Segment Open

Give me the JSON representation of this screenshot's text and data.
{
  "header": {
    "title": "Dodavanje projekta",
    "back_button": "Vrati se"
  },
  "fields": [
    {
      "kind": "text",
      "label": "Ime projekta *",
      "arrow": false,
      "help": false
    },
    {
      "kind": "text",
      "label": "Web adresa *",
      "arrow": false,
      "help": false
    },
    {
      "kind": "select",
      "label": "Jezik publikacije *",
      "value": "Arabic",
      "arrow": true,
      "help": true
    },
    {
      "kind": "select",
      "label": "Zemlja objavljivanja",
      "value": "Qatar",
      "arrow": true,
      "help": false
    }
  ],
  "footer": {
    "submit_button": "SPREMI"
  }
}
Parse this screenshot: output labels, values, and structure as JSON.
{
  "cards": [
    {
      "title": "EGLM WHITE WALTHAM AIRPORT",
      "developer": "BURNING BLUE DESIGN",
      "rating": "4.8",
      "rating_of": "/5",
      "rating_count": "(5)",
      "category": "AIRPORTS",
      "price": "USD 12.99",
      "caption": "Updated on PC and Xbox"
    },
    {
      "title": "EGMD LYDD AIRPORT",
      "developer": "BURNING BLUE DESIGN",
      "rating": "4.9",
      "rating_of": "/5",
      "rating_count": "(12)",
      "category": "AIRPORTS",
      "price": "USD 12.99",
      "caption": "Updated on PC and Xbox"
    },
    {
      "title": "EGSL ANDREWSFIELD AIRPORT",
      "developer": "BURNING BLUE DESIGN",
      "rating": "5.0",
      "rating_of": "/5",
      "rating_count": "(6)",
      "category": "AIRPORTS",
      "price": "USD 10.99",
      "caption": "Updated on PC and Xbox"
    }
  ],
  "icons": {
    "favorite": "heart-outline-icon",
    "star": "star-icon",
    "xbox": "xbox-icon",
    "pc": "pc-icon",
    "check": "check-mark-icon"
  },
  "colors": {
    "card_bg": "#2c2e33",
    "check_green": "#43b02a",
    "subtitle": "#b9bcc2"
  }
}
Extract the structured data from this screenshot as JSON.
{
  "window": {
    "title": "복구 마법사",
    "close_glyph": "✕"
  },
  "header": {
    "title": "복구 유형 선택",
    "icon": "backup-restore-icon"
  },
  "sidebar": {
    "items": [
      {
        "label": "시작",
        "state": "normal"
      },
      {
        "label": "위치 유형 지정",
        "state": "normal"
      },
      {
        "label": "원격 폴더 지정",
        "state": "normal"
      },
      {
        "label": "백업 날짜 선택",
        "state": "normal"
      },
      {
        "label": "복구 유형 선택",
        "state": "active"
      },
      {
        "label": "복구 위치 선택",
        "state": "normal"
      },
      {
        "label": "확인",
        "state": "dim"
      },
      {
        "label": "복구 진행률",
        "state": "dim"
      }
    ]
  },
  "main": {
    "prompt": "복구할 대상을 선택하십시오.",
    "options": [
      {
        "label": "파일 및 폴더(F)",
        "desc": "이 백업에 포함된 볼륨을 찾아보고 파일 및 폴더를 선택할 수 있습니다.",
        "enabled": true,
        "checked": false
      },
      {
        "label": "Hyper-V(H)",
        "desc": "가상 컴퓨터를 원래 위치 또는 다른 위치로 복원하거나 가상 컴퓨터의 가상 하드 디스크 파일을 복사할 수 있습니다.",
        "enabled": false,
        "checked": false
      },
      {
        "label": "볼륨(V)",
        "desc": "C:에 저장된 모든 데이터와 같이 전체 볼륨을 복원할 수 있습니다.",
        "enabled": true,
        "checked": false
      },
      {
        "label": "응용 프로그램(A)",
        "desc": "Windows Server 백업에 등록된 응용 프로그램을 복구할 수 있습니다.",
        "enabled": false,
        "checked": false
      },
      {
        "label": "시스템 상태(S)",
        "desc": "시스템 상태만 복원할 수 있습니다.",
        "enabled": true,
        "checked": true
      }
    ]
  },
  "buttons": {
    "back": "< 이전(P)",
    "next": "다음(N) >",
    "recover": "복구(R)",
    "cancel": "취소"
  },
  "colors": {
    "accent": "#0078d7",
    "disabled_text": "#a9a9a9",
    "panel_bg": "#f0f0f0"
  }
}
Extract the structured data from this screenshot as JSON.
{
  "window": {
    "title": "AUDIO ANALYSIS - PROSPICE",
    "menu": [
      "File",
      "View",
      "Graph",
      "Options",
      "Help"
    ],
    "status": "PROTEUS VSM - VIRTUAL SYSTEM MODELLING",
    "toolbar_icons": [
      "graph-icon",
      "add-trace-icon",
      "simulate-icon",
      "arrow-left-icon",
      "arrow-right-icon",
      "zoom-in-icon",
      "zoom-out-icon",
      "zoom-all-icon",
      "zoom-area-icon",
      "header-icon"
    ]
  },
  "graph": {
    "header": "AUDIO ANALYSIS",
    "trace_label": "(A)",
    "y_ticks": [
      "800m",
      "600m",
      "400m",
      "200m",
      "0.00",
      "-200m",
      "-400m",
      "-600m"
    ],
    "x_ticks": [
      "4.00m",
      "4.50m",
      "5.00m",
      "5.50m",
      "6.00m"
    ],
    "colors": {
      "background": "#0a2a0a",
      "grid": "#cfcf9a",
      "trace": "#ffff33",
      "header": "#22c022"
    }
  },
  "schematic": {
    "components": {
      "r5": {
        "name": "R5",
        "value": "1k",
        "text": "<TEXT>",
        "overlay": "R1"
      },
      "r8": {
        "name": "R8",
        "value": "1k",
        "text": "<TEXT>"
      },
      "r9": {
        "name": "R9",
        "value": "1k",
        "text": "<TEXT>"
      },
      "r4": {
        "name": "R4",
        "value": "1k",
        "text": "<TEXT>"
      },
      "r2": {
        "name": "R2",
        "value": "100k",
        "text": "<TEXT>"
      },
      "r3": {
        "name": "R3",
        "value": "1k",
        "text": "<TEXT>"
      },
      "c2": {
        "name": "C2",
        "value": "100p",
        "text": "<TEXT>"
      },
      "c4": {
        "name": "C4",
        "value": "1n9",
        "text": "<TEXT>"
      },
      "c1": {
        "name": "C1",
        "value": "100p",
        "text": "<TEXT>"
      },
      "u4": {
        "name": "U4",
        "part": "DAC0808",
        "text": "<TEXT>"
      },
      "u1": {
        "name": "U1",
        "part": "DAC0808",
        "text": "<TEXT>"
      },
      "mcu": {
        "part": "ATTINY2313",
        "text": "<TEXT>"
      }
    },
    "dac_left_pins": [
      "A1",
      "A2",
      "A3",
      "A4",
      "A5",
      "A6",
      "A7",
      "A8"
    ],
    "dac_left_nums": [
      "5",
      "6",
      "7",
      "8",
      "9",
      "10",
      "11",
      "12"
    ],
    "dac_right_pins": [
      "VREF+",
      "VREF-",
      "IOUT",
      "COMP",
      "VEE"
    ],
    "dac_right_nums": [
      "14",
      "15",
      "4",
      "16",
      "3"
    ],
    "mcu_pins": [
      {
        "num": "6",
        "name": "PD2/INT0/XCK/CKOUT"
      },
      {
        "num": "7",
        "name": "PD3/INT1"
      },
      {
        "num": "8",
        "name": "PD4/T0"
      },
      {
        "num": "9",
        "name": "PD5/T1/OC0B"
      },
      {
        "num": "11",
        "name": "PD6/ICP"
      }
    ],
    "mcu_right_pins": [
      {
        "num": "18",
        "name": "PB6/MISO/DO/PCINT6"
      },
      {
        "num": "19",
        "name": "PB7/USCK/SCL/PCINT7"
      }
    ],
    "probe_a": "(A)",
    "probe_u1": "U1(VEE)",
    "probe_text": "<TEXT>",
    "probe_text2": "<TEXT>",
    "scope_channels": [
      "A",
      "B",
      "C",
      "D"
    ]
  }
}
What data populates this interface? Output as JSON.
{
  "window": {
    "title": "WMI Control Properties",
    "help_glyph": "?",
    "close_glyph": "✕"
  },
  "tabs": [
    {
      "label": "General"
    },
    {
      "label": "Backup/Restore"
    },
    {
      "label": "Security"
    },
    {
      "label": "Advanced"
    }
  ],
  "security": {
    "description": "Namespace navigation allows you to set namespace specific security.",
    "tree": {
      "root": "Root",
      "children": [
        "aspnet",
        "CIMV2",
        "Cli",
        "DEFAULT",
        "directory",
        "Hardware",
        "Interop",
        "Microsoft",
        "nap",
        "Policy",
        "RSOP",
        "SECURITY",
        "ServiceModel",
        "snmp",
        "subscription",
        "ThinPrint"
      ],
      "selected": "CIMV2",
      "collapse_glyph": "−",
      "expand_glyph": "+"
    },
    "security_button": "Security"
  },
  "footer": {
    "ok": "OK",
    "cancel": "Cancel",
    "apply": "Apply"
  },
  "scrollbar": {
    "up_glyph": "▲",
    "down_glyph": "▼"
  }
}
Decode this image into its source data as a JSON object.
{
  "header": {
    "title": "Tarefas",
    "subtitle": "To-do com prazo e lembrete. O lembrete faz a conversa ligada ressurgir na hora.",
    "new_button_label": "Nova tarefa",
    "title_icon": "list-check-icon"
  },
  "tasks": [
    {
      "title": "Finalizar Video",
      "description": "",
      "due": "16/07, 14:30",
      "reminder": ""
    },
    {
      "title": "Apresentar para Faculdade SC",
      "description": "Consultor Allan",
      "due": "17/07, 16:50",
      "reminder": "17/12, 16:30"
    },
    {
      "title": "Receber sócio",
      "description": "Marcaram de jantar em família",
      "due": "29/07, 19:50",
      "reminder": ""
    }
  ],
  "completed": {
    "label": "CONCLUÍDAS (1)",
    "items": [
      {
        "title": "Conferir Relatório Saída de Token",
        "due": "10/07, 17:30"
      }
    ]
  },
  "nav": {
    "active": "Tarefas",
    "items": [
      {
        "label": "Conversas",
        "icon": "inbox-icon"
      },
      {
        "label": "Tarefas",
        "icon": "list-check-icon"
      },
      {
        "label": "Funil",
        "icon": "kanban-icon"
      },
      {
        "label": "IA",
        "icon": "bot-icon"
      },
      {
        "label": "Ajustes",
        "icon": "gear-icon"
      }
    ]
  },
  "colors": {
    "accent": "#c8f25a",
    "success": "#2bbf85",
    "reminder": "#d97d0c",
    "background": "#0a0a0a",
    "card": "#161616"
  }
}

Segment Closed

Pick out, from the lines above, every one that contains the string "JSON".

Give me the JSON representation of this screenshot's text and data.
Parse this screenshot: output labels, values, and structure as JSON.
Extract the structured data from this screenshot as JSON.
Extract the structured data from this screenshot as JSON.
What data populates this interface? Output as JSON.
Decode this image into its source data as a JSON object.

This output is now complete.